With McSummerfest right around the corner, McDonald Borough Councilman Thomas McQuillan stood distraught before the charred remnants of the borough’s municipal garage.
Just after noon Monday, the garage went up in flames, destroying the building and thousands of dollars’ worth of equipment stored inside.
“The main thing is everyone is safe,” McQuillan said. “The fire departments came as soon as they were called, and I appreciate them getting here so quick. But we lost everything we had. It’s a total loss.”
McQuillan estimates the damage at about $700,000, if not more.
“We lost two trucks, mowers, a cart,” he said as he tried to comprehend the loss.

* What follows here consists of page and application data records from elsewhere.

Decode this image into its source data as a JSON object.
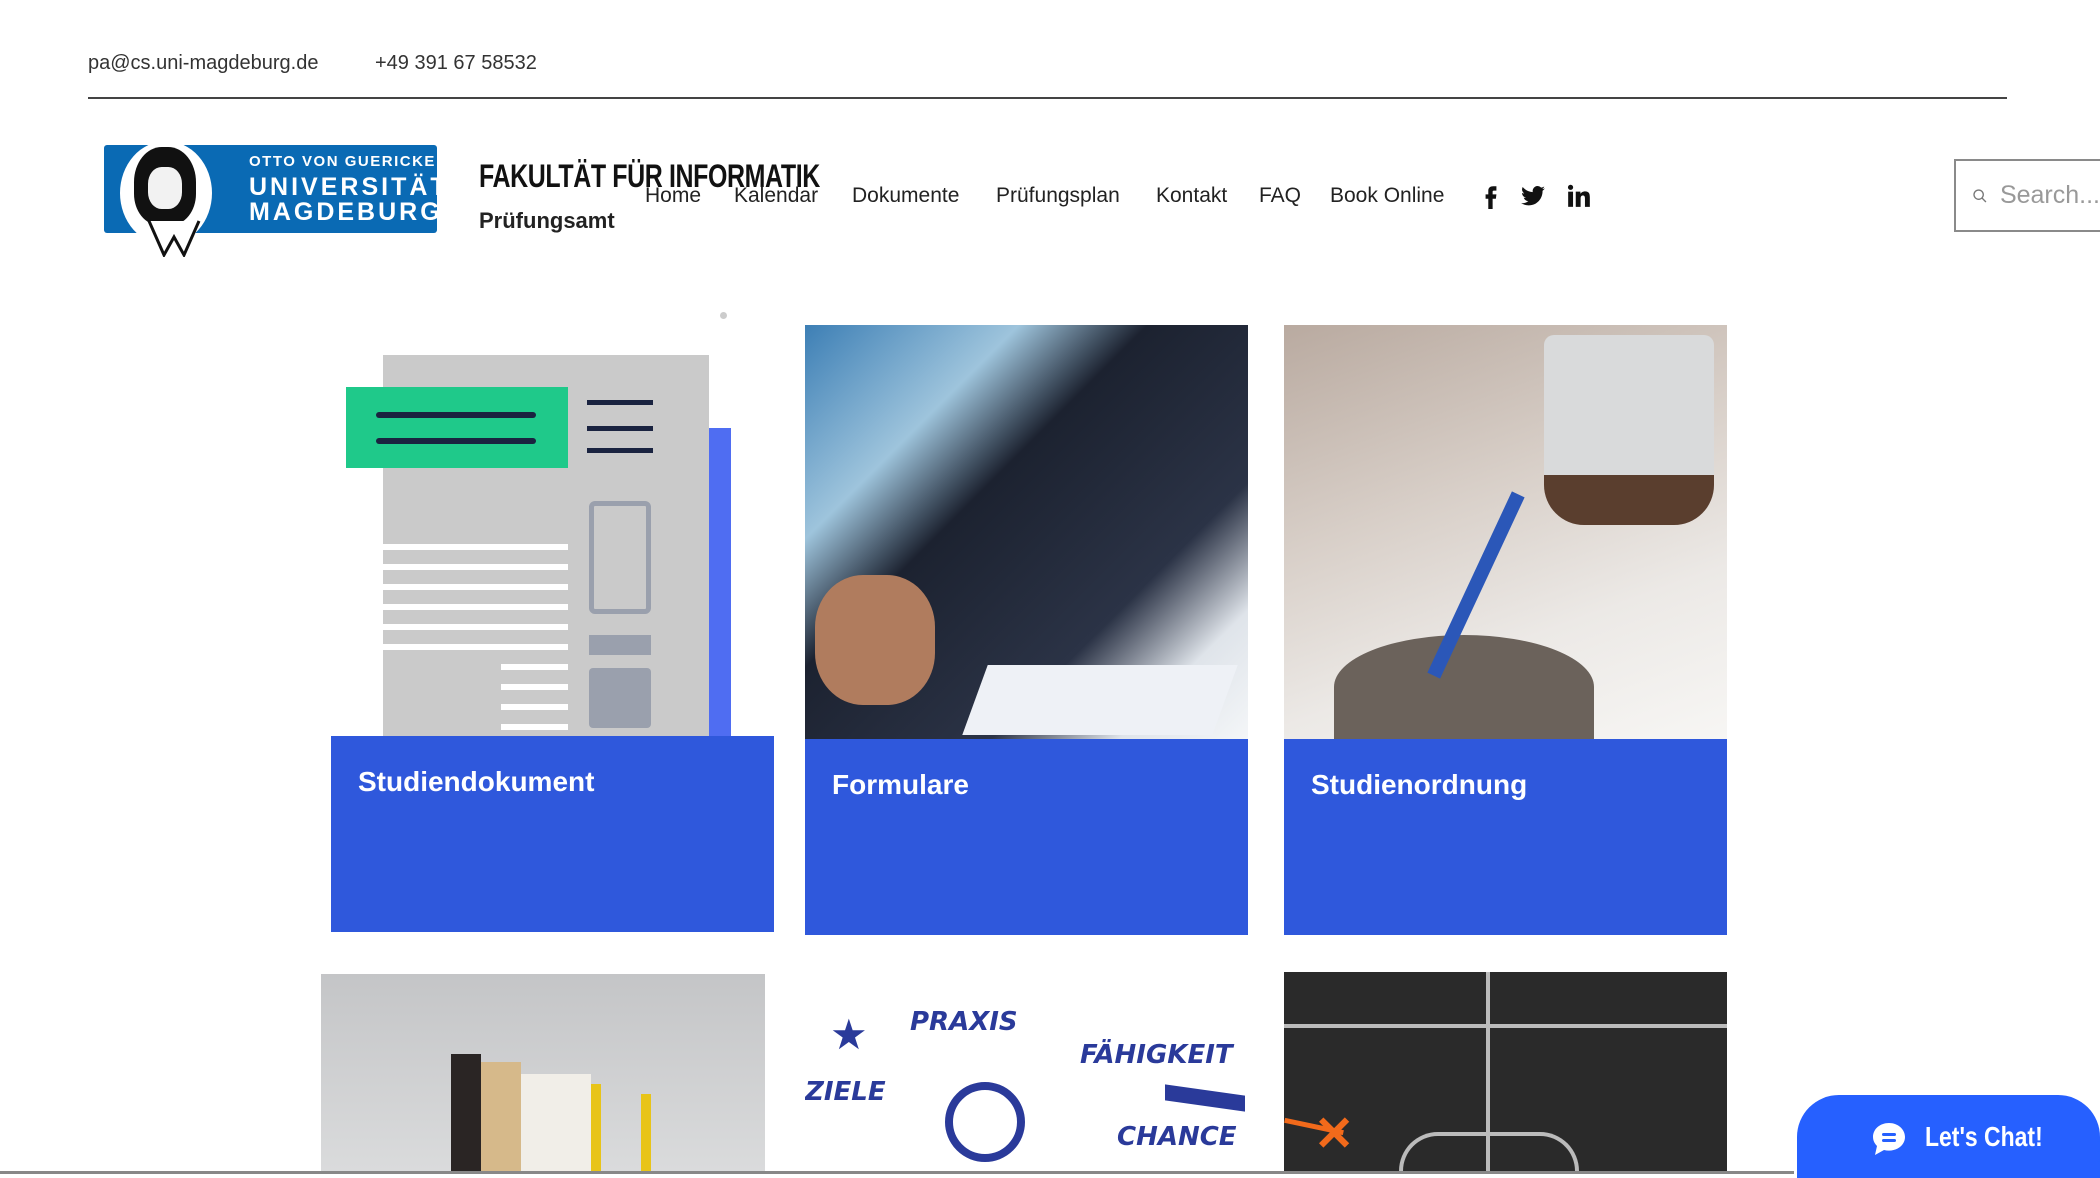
{
  "topbar": {
    "email": "pa@cs.uni-magdeburg.de",
    "phone": "+49 391 67 58532"
  },
  "logo": {
    "line1": "OTTO VON GUERICKE",
    "line2": "UNIVERSITÄT",
    "line3": "MAGDEBURG"
  },
  "header": {
    "title": "FAKULTÄT FÜR INFORMATIK",
    "subtitle": "Prüfungsamt"
  },
  "nav": [
    "Home",
    "Kalendar",
    "Dokumente",
    "Prüfungsplan",
    "Kontakt",
    "FAQ",
    "Book Online"
  ],
  "social": [
    "facebook-icon",
    "twitter-icon",
    "linkedin-icon"
  ],
  "search": {
    "placeholder": "Search..."
  },
  "cards": [
    {
      "title": "Studiendokument"
    },
    {
      "title": "Formulare"
    },
    {
      "title": "Studienordnung"
    }
  ],
  "row2_image_text": {
    "praxis": "PRAXIS",
    "ziele": "ZIELE",
    "faehigkeit": "FÄHIGKEIT",
    "chance": "CHANCE"
  },
  "chat": {
    "label": "Let's Chat!"
  },
  "colors": {
    "card_blue": "#2F58DC",
    "chat_blue": "#2660FF",
    "logo_blue": "#0A6AB4",
    "accent_green": "#1FC98A"
  }
}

At least 10 fire companies and close to 100 firefighters responded to the blaze. McDonald’s second assistant fire chief, Rich Phillips, said the flames were sky-high when they arrived. He said firefighters used water, then foam to extinguish the flames. A state fire marshal was called to investigate.

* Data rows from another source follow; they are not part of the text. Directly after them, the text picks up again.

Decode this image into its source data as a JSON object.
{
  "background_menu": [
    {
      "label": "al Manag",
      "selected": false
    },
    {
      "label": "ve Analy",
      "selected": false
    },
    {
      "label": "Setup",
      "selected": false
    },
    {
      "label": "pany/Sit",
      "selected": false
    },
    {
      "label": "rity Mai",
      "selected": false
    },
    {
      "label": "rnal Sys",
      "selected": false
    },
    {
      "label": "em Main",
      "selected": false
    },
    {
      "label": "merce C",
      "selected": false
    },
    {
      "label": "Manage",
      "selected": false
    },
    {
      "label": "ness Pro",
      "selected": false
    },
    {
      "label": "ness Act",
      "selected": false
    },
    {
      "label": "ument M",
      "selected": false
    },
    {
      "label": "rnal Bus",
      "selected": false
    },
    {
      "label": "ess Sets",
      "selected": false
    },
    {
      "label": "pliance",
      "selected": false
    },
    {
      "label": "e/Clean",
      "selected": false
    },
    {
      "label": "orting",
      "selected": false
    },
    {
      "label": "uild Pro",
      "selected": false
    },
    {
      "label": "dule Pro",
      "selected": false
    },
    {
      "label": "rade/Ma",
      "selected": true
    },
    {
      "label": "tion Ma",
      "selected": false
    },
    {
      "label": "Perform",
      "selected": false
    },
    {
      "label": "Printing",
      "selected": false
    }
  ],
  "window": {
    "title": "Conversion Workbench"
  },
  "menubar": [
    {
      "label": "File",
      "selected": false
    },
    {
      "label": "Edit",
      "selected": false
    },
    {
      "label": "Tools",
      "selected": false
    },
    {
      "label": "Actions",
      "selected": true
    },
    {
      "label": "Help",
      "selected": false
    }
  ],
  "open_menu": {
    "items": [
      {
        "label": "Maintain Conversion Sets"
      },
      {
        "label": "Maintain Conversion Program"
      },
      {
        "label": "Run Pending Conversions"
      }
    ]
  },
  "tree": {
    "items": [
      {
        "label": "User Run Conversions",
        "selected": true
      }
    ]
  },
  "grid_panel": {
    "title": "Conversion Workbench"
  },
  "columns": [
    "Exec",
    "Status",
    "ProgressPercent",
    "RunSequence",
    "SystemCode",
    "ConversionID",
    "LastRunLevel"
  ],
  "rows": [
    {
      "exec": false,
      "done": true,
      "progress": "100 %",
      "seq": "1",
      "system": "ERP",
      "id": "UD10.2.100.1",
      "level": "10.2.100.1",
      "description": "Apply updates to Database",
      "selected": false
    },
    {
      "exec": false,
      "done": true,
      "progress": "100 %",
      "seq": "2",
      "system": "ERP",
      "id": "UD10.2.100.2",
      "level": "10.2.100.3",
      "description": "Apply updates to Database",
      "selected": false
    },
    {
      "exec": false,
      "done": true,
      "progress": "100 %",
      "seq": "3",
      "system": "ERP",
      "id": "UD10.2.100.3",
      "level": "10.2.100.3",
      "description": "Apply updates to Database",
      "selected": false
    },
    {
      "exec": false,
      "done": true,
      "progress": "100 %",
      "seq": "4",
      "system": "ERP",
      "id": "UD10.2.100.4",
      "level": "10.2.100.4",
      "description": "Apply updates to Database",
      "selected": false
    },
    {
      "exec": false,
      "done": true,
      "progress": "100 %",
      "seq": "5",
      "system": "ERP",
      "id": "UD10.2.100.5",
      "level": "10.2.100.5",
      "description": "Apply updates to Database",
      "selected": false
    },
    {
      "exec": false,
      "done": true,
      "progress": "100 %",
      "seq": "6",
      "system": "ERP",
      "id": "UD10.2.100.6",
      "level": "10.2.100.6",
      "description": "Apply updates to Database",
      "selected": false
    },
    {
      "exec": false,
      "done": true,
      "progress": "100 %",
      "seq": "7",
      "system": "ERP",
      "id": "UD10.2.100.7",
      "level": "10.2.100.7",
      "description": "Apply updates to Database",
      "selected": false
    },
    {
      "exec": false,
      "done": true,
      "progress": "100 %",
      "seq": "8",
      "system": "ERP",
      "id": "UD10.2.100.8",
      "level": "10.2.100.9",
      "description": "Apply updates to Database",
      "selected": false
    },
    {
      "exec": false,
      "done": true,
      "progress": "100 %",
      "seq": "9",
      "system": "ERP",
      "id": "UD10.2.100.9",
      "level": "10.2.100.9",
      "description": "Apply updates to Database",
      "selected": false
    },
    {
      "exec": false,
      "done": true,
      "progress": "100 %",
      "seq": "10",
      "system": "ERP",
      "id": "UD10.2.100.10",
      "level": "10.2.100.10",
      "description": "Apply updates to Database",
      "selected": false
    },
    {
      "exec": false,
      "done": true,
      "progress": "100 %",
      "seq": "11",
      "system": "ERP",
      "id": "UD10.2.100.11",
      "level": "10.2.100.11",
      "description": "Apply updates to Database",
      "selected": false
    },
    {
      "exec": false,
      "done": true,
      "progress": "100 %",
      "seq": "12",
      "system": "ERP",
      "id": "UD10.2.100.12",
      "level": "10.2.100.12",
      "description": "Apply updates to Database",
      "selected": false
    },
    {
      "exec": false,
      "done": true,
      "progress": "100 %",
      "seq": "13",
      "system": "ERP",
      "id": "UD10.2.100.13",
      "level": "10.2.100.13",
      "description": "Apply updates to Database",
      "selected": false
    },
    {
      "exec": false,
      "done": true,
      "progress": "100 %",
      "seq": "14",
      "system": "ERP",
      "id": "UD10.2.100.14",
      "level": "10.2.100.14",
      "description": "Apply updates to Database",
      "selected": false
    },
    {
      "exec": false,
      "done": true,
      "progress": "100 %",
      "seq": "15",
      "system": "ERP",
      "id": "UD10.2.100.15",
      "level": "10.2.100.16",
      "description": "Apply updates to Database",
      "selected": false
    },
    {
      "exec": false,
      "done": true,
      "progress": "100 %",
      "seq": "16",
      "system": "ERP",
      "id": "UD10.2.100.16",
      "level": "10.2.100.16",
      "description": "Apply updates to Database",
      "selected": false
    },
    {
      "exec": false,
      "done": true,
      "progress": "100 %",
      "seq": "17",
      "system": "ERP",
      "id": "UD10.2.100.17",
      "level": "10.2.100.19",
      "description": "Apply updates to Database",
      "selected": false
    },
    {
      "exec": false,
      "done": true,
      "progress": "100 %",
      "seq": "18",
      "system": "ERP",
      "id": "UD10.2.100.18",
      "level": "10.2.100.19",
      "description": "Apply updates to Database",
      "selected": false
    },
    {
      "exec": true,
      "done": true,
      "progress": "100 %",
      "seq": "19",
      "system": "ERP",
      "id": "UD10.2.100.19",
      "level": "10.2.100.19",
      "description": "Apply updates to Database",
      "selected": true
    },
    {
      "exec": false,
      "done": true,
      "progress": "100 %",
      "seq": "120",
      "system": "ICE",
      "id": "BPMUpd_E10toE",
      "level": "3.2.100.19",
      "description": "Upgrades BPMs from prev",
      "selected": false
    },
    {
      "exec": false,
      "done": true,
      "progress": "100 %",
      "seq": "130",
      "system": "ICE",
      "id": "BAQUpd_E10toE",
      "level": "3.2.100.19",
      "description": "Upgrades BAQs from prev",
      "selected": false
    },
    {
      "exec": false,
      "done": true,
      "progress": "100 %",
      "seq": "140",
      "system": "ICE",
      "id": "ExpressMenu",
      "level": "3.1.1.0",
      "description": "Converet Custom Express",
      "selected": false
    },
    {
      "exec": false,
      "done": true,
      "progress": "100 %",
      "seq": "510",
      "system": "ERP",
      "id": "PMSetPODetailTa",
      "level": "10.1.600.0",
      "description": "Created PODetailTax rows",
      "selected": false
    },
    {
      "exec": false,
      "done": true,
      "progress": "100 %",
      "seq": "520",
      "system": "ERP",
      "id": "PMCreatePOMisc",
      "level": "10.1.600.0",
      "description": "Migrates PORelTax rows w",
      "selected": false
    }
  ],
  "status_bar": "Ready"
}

Early speculation indicated the blaze could have been caused by welding equipment.
“An employee was in there doing work with a torch,” McQuillan said.

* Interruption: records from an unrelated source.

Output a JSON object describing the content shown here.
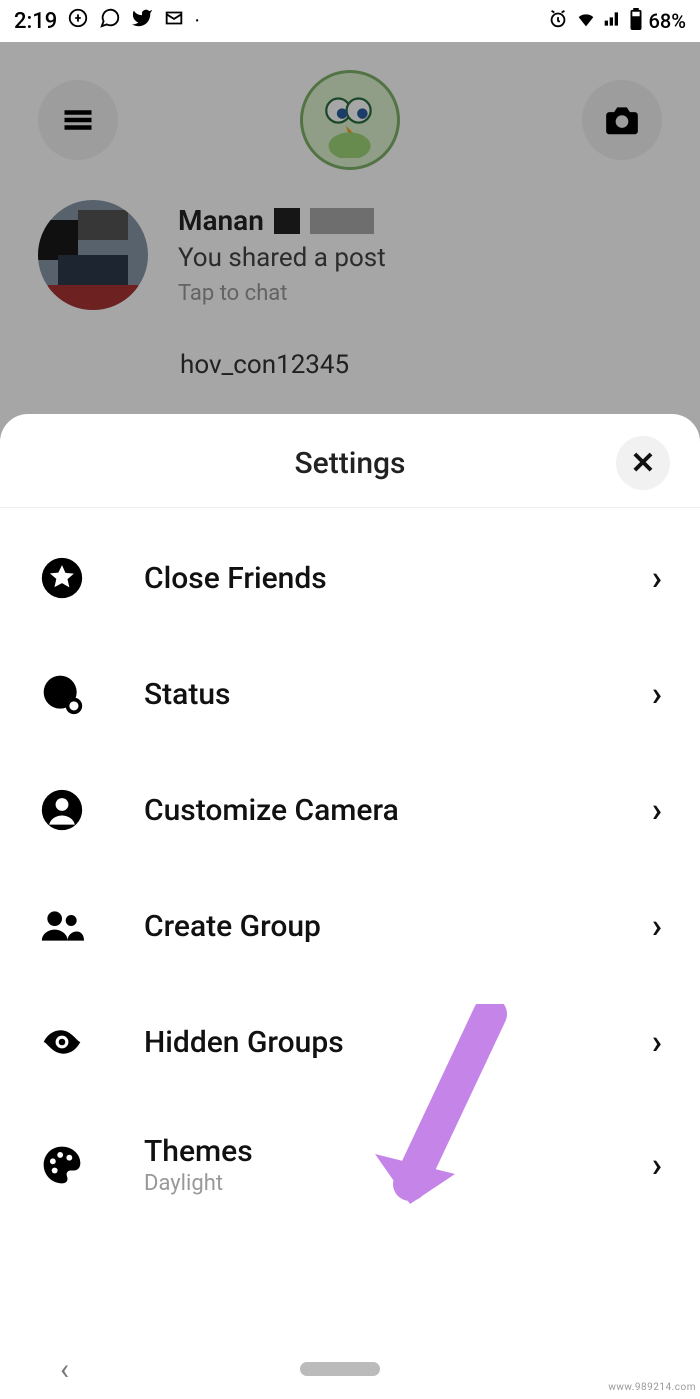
{
  "status": {
    "time": "2:19",
    "battery_percent": "68%"
  },
  "chat": {
    "name": "Manan",
    "subtitle": "You shared a post",
    "tap_hint": "Tap to chat",
    "next_row_name": "hov_con12345"
  },
  "sheet": {
    "title": "Settings",
    "items": [
      {
        "icon": "star-circle-icon",
        "label": "Close Friends",
        "sub": ""
      },
      {
        "icon": "status-icon",
        "label": "Status",
        "sub": ""
      },
      {
        "icon": "person-circle-icon",
        "label": "Customize Camera",
        "sub": ""
      },
      {
        "icon": "group-icon",
        "label": "Create Group",
        "sub": ""
      },
      {
        "icon": "eye-icon",
        "label": "Hidden Groups",
        "sub": ""
      },
      {
        "icon": "palette-icon",
        "label": "Themes",
        "sub": "Daylight"
      }
    ]
  },
  "watermark": "www.989214.com"
}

He said two men were in the building at the time. Both got out safely, and no injuries were reported.
Dale Markovich, an employee at McDonald Automotive, said he heard a hissing sound and a loud pop before the fire began. McDonald Automotive sits next door to the municipal building in the 300 block of East Ohara Street.
“When I came outside, the building was on fire,” Markovich said. “I saw a guy run out. It’s lucky no one got hurt.”
Andrea Ohler, who also works at McDonald Automotive, said black smoke filled the sky. She was concerned that cars parked nearby also would catch fire.
“I was scared,” she said.
McQuillan said a special borough meeting will be held Tuesday evening to discuss the damage and preparations for McSummerfest, which is supposed to kick off June 28. McSummerfest is a community event hosted each year by McDonald Volunteer Fire Department.
In the meantime, McQuillan said Robinson Township officials kindly offered the use of their equipment, but he understands they have needs of their own.
“We’re very appreciative, but they have a township to take care of, too.”